Description of the task: Filter by the string "JSON": return the lines of the material that contain it.

Input data:
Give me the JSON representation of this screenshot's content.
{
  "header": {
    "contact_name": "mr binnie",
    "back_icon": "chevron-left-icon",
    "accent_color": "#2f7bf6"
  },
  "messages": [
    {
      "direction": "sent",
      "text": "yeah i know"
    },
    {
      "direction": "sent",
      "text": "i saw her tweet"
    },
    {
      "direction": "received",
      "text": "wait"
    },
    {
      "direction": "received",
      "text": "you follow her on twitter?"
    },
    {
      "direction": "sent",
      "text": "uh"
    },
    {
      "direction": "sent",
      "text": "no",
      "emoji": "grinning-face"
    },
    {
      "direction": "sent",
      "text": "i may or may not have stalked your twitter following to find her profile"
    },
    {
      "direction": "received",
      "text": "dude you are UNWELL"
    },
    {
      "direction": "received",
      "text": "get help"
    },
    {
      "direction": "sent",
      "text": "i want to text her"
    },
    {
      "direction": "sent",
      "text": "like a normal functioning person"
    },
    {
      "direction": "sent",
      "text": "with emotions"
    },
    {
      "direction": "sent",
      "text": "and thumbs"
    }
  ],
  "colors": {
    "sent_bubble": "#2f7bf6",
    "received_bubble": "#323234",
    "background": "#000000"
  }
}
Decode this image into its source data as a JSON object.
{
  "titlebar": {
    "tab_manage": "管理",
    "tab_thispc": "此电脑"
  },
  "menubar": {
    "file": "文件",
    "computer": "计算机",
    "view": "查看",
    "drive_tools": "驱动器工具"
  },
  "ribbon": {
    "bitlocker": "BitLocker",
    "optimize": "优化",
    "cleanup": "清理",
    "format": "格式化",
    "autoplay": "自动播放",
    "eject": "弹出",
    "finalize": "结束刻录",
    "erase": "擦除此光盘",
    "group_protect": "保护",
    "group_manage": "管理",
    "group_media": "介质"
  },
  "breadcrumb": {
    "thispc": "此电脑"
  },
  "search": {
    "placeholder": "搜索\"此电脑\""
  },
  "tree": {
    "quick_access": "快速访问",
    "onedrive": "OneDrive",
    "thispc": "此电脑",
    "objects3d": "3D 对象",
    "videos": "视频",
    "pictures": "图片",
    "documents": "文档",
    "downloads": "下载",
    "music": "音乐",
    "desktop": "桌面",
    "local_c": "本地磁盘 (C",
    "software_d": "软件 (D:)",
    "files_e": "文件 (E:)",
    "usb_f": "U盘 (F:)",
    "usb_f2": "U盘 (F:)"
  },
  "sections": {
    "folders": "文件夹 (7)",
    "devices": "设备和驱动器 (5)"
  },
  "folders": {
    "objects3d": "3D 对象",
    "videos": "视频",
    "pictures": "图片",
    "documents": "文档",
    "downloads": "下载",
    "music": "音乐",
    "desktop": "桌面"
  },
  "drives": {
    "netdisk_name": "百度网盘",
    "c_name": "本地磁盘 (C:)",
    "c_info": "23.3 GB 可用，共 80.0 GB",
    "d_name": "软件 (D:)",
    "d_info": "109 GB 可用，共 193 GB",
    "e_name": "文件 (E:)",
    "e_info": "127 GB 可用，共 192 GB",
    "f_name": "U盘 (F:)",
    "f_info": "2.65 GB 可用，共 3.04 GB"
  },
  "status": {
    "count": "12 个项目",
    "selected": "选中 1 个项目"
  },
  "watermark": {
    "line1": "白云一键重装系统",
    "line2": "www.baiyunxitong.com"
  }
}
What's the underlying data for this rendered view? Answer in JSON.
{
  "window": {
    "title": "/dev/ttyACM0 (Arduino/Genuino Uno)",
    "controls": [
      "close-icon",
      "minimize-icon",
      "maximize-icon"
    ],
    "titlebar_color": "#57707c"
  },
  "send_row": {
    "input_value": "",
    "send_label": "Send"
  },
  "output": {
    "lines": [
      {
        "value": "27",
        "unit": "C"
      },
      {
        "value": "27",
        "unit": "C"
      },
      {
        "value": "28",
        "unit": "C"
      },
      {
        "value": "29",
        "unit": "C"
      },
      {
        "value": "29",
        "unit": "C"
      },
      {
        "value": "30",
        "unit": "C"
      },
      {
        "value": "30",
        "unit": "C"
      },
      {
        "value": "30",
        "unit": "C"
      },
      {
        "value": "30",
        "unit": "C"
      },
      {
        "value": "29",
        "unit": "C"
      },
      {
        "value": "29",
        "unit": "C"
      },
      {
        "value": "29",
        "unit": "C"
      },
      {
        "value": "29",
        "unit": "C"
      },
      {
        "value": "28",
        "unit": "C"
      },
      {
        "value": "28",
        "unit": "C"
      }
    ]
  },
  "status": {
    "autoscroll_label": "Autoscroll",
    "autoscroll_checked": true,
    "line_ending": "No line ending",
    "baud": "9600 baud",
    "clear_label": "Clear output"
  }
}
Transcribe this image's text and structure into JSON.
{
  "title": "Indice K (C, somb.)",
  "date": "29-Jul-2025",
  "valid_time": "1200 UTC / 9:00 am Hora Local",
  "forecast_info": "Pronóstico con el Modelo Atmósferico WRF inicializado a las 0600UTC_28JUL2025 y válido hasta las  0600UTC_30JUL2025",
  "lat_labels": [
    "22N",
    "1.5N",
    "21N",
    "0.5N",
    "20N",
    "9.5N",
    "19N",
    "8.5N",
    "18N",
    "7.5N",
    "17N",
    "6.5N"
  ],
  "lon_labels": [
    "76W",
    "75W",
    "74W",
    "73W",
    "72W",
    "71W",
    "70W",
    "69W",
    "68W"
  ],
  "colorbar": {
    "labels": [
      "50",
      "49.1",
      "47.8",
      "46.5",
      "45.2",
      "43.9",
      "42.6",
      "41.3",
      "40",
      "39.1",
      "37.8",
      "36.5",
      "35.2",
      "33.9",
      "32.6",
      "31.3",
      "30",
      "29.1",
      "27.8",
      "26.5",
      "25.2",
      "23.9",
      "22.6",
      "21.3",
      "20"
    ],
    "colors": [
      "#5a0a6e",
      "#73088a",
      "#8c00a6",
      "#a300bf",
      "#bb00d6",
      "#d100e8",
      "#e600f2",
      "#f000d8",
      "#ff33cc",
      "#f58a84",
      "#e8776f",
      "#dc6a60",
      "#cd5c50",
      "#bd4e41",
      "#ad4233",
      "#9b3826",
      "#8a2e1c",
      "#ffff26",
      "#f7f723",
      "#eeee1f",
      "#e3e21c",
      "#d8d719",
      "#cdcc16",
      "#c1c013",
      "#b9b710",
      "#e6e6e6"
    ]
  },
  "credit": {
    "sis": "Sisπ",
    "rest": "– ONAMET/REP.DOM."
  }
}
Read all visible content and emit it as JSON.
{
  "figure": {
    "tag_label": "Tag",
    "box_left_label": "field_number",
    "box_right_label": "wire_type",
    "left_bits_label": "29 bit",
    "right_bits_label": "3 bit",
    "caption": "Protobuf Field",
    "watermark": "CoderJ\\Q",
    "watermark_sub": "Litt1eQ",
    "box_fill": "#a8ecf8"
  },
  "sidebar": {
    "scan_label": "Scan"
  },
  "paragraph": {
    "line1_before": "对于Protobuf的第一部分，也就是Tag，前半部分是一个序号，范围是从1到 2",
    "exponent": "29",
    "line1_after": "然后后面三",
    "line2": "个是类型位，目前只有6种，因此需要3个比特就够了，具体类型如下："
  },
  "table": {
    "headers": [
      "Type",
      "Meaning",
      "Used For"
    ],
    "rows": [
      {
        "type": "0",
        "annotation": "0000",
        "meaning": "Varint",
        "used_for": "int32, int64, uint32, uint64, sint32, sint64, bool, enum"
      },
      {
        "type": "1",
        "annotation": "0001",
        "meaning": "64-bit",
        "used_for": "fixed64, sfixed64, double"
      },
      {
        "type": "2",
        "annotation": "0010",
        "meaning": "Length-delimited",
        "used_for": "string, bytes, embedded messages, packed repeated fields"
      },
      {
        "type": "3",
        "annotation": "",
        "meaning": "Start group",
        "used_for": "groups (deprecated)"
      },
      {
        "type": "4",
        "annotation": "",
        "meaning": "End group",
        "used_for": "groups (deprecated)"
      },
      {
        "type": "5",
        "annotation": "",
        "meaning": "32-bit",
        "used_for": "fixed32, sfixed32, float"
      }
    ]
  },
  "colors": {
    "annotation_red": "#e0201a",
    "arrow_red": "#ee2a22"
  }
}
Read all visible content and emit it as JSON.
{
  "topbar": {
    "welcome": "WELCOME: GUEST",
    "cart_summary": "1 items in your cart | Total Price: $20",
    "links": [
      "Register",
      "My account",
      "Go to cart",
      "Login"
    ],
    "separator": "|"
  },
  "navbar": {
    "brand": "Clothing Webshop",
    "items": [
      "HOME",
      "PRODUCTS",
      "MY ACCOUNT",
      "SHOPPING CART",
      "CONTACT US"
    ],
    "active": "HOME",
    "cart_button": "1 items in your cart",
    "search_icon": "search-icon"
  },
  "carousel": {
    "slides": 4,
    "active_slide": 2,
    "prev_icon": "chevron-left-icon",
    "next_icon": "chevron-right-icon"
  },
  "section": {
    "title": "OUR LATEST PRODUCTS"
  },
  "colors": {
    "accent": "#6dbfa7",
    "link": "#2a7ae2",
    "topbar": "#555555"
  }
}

Finished task:
Give me the JSON representation of this screenshot's content.
Decode this image into its source data as a JSON object.
What's the underlying data for this rendered view? Answer in JSON.
Transcribe this image's text and structure into JSON.
Read all visible content and emit it as JSON.
Read all visible content and emit it as JSON.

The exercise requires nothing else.